TASK INPUTS:
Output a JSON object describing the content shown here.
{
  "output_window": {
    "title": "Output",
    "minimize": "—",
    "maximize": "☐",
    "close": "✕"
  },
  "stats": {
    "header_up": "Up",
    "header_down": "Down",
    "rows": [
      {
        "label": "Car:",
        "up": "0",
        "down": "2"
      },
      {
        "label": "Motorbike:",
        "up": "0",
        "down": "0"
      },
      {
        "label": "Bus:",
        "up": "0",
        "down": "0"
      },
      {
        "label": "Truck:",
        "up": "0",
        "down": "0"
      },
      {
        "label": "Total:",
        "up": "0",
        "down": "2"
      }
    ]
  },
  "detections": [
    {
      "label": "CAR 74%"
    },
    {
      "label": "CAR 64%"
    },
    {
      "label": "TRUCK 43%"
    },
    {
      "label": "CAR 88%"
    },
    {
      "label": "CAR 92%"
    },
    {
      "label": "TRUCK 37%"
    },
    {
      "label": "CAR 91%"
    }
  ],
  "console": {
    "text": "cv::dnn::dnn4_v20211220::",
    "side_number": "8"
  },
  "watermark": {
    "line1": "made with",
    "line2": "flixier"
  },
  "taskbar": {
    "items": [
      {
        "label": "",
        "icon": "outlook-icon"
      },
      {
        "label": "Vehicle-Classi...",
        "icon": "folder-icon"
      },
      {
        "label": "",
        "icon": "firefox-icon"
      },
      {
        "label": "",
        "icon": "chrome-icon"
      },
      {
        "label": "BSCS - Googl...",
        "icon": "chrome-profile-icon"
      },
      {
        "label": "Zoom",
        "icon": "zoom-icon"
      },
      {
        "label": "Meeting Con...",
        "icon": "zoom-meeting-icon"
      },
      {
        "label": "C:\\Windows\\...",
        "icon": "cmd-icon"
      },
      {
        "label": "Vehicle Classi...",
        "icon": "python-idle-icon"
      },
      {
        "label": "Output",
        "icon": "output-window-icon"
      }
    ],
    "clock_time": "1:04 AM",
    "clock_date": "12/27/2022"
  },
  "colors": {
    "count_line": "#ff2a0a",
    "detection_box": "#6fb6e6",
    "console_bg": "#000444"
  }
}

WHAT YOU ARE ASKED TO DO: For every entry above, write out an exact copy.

SOLUTION TO THIS PROBLEM:
Output a JSON object describing the content shown here.
{
  "output_window": {
    "title": "Output",
    "minimize": "—",
    "maximize": "☐",
    "close": "✕"
  },
  "stats": {
    "header_up": "Up",
    "header_down": "Down",
    "rows": [
      {
        "label": "Car:",
        "up": "0",
        "down": "2"
      },
      {
        "label": "Motorbike:",
        "up": "0",
        "down": "0"
      },
      {
        "label": "Bus:",
        "up": "0",
        "down": "0"
      },
      {
        "label": "Truck:",
        "up": "0",
        "down": "0"
      },
      {
        "label": "Total:",
        "up": "0",
        "down": "2"
      }
    ]
  },
  "detections": [
    {
      "label": "CAR 74%"
    },
    {
      "label": "CAR 64%"
    },
    {
      "label": "TRUCK 43%"
    },
    {
      "label": "CAR 88%"
    },
    {
      "label": "CAR 92%"
    },
    {
      "label": "TRUCK 37%"
    },
    {
      "label": "CAR 91%"
    }
  ],
  "console": {
    "text": "cv::dnn::dnn4_v20211220::",
    "side_number": "8"
  },
  "watermark": {
    "line1": "made with",
    "line2": "flixier"
  },
  "taskbar": {
    "items": [
      {
        "label": "",
        "icon": "outlook-icon"
      },
      {
        "label": "Vehicle-Classi...",
        "icon": "folder-icon"
      },
      {
        "label": "",
        "icon": "firefox-icon"
      },
      {
        "label": "",
        "icon": "chrome-icon"
      },
      {
        "label": "BSCS - Googl...",
        "icon": "chrome-profile-icon"
      },
      {
        "label": "Zoom",
        "icon": "zoom-icon"
      },
      {
        "label": "Meeting Con...",
        "icon": "zoom-meeting-icon"
      },
      {
        "label": "C:\\Windows\\...",
        "icon": "cmd-icon"
      },
      {
        "label": "Vehicle Classi...",
        "icon": "python-idle-icon"
      },
      {
        "label": "Output",
        "icon": "output-window-icon"
      }
    ],
    "clock_time": "1:04 AM",
    "clock_date": "12/27/2022"
  },
  "colors": {
    "count_line": "#ff2a0a",
    "detection_box": "#6fb6e6",
    "console_bg": "#000444"
  }
}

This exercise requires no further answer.